** Opening Extracted data block **
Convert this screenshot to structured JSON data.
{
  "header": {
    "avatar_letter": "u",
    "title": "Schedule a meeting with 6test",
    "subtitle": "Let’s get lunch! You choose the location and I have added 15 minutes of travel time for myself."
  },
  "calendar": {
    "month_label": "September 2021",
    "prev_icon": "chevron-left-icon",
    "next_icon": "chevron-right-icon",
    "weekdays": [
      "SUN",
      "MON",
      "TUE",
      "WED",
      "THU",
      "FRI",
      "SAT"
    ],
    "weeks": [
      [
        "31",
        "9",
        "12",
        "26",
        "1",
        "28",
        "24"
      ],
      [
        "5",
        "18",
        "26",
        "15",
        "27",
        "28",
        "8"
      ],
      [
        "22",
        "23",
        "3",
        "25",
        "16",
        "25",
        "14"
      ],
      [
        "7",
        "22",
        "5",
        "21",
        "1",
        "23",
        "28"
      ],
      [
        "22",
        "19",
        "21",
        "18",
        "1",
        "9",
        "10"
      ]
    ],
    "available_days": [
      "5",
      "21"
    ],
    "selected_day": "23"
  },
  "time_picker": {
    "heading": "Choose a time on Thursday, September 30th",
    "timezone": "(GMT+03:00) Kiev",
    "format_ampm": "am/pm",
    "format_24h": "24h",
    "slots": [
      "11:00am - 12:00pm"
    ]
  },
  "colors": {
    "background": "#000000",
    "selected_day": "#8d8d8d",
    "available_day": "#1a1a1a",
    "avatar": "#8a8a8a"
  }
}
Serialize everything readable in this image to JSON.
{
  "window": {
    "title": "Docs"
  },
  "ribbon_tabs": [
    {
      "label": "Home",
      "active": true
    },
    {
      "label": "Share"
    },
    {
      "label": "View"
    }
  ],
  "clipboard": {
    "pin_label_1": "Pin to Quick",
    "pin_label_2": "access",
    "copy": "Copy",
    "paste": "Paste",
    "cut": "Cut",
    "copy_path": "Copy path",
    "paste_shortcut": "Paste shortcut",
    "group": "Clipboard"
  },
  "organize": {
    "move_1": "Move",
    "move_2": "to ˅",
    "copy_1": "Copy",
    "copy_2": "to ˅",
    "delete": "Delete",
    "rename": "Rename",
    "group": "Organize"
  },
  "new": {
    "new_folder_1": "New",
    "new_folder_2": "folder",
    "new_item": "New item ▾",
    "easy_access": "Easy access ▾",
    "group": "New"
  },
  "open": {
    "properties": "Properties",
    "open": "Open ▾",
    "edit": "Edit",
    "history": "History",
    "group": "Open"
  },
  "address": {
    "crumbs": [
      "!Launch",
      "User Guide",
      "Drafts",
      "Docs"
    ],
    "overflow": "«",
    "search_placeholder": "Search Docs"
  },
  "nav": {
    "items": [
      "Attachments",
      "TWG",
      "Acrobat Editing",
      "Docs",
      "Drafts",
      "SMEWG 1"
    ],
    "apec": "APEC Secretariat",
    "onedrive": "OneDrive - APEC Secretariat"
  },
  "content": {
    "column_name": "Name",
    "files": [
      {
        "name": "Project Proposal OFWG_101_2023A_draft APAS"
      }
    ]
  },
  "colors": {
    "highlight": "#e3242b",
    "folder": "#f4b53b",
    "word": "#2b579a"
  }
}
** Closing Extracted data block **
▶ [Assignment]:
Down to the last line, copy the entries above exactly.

▶ [Exercise output]:
Convert this screenshot to structured JSON data.
{
  "header": {
    "avatar_letter": "u",
    "title": "Schedule a meeting with 6test",
    "subtitle": "Let’s get lunch! You choose the location and I have added 15 minutes of travel time for myself."
  },
  "calendar": {
    "month_label": "September 2021",
    "prev_icon": "chevron-left-icon",
    "next_icon": "chevron-right-icon",
    "weekdays": [
      "SUN",
      "MON",
      "TUE",
      "WED",
      "THU",
      "FRI",
      "SAT"
    ],
    "weeks": [
      [
        "31",
        "9",
        "12",
        "26",
        "1",
        "28",
        "24"
      ],
      [
        "5",
        "18",
        "26",
        "15",
        "27",
        "28",
        "8"
      ],
      [
        "22",
        "23",
        "3",
        "25",
        "16",
        "25",
        "14"
      ],
      [
        "7",
        "22",
        "5",
        "21",
        "1",
        "23",
        "28"
      ],
      [
        "22",
        "19",
        "21",
        "18",
        "1",
        "9",
        "10"
      ]
    ],
    "available_days": [
      "5",
      "21"
    ],
    "selected_day": "23"
  },
  "time_picker": {
    "heading": "Choose a time on Thursday, September 30th",
    "timezone": "(GMT+03:00) Kiev",
    "format_ampm": "am/pm",
    "format_24h": "24h",
    "slots": [
      "11:00am - 12:00pm"
    ]
  },
  "colors": {
    "background": "#000000",
    "selected_day": "#8d8d8d",
    "available_day": "#1a1a1a",
    "avatar": "#8a8a8a"
  }
}
Serialize everything readable in this image to JSON.
{
  "window": {
    "title": "Docs"
  },
  "ribbon_tabs": [
    {
      "label": "Home",
      "active": true
    },
    {
      "label": "Share"
    },
    {
      "label": "View"
    }
  ],
  "clipboard": {
    "pin_label_1": "Pin to Quick",
    "pin_label_2": "access",
    "copy": "Copy",
    "paste": "Paste",
    "cut": "Cut",
    "copy_path": "Copy path",
    "paste_shortcut": "Paste shortcut",
    "group": "Clipboard"
  },
  "organize": {
    "move_1": "Move",
    "move_2": "to ˅",
    "copy_1": "Copy",
    "copy_2": "to ˅",
    "delete": "Delete",
    "rename": "Rename",
    "group": "Organize"
  },
  "new": {
    "new_folder_1": "New",
    "new_folder_2": "folder",
    "new_item": "New item ▾",
    "easy_access": "Easy access ▾",
    "group": "New"
  },
  "open": {
    "properties": "Properties",
    "open": "Open ▾",
    "edit": "Edit",
    "history": "History",
    "group": "Open"
  },
  "address": {
    "crumbs": [
      "!Launch",
      "User Guide",
      "Drafts",
      "Docs"
    ],
    "overflow": "«",
    "search_placeholder": "Search Docs"
  },
  "nav": {
    "items": [
      "Attachments",
      "TWG",
      "Acrobat Editing",
      "Docs",
      "Drafts",
      "SMEWG 1"
    ],
    "apec": "APEC Secretariat",
    "onedrive": "OneDrive - APEC Secretariat"
  },
  "content": {
    "column_name": "Name",
    "files": [
      {
        "name": "Project Proposal OFWG_101_2023A_draft APAS"
      }
    ]
  },
  "colors": {
    "highlight": "#e3242b",
    "folder": "#f4b53b",
    "word": "#2b579a"
  }
}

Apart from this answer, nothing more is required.